Are Florida's New School Security Requirements Making Campuses Feel Safer? Listeners Weigh In.

Jan 7, 2019

Jessica Levenson remembers the armed guards with bullet proof vests and rifles on campus after the Marjory Stoneman Douglas High School shooting. 

"It made me feel unnerved," she said. 

She said it made Nova High, in Davie, feel more like prison than high school. 

Despite appreciating the extra security, which the Florida Legislature implemented to make school campuses feel safer, she felt less secure.  

It's been almost one year since the Parkland school shooting and some families are still reeling from the massacre. WLRN asked parents in the community how they and their children have responded to the extra security measures on campus. Here's what some of you had to say: 

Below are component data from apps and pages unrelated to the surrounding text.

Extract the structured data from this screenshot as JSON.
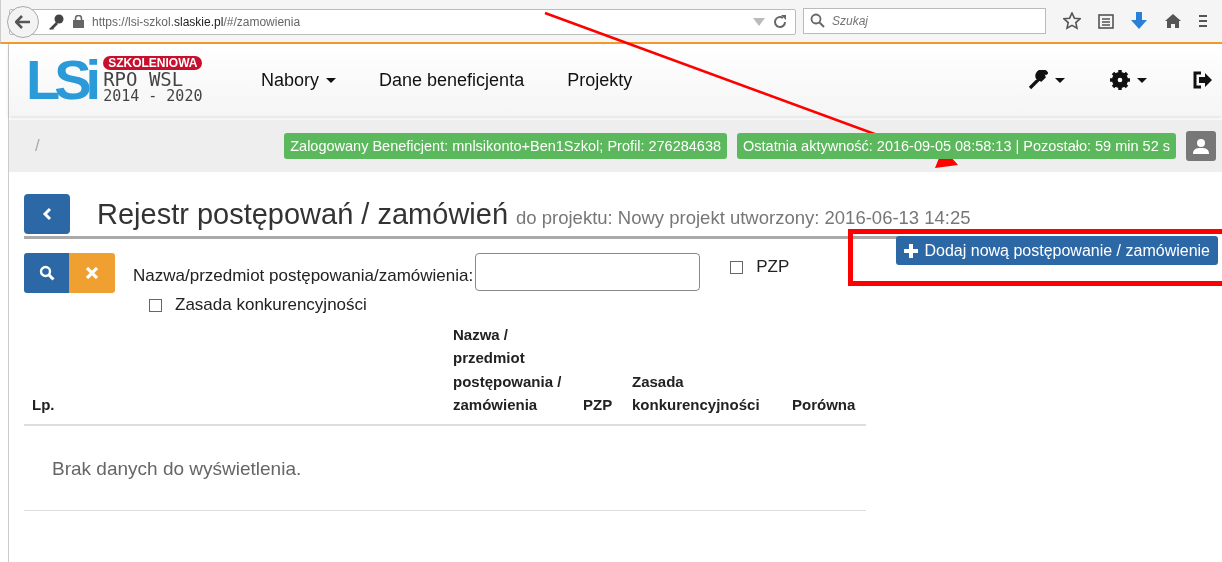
{
  "browser": {
    "url": "https://lsi-szkol.**slaskie.pl**/#/zamowienia",
    "search": {
      "placeholder": "Szukaj"
    }
  },
  "logo": {
    "mark": "LSi",
    "badge": "SZKOLENIOWA",
    "line1": "RPO WSL",
    "line2": "2014 - 2020"
  },
  "nav": {
    "items": [
      {
        "label": "Nabory",
        "dropdown": true
      },
      {
        "label": "Dane beneficjenta",
        "dropdown": false
      },
      {
        "label": "Projekty",
        "dropdown": false
      }
    ]
  },
  "status_bar": {
    "breadcrumb": "/",
    "badges": [
      "Zalogowany Beneficjent: mnlsikonto+Ben1Szkol; Profil: 276284638",
      "Ostatnia aktywność: 2016-09-05 08:58:13 | Pozostało: 59 min 52 s"
    ]
  },
  "page": {
    "title": "Rejestr postępowań / zamówień",
    "subtitle": "do projektu: Nowy projekt utworzony: 2016-06-13 14:25",
    "add_button": "Dodaj nową postępowanie / zamówienie"
  },
  "filter": {
    "label": "Nazwa/przedmiot postępowania/zamówienia:",
    "checkboxes": [
      {
        "label": "PZP",
        "checked": false
      },
      {
        "label": "Zasada konkurencyjności",
        "checked": false
      }
    ]
  },
  "table": {
    "columns": [
      "Lp.",
      "Nazwa / przedmiot postępowania / zamówienia",
      "PZP",
      "Zasada konkurencyjności",
      "Porówna"
    ],
    "empty_message": "Brak danych do wyświetlenia."
  }
}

Eileen Maltese in Coconut Creek doesn't worry about having an extra officer at school; there was one there before the Feb. 14 shooting. Instead she's more concerned about security at the front gate.

"The school's front doors are wide open, not just unlocked," she wrote WLRN. "The side doors are often left propped open and classrooms are not always locked."

John Mehew and his wife, Vanessa Newton Mehew, have two elementary-school-aged children in Parkland, who are 8- and 11-years-old. In the immediate aftermath of the Feb. 14th shooting, her boys, Jake and Alec, didn't go to school for 15 days.

"The classes were empty," she wrote to WLRN via Facebook messager. She said she and her family "felt exposed" because there was "no safe place to live or go to school."

For weeks after the shooting, her kids, she said, were scared. When they did eventually go back to class, it was anything but normal. There was a one bomb threat close to campus, multiple lockdowns and drills on the regular. 

Vanessa Newton Mehew said her children didn't feel safe until their family, who owns a bullet resistant protection company, contributed a polymer protection for the windows and doors of the building. But for the six months between when extra officers arrived on campus and when the bullet resistance polymer was installed, she said it was hard.

Lindsey MacGruer pulled her daughter out of a private school because she thought the school had lax security policies. There was no armed guard. 

"I am disappointed with how little the private school we left did to respond to Marjory Stoneman Douglas," she told WLRN. "But I've been thrilled with how our new school has responded."

She moved her daughter to a school with "stringent security, including an armed SRO on campus at all times.

My daughter's first code red was tough, but through monthly practice drills, it has become a bizarrely normal part of her educational routine," she said. 

How are you and your children handling the new security measures at your school? Send us a note with your experience to TalkToUs@wlrnnews.org.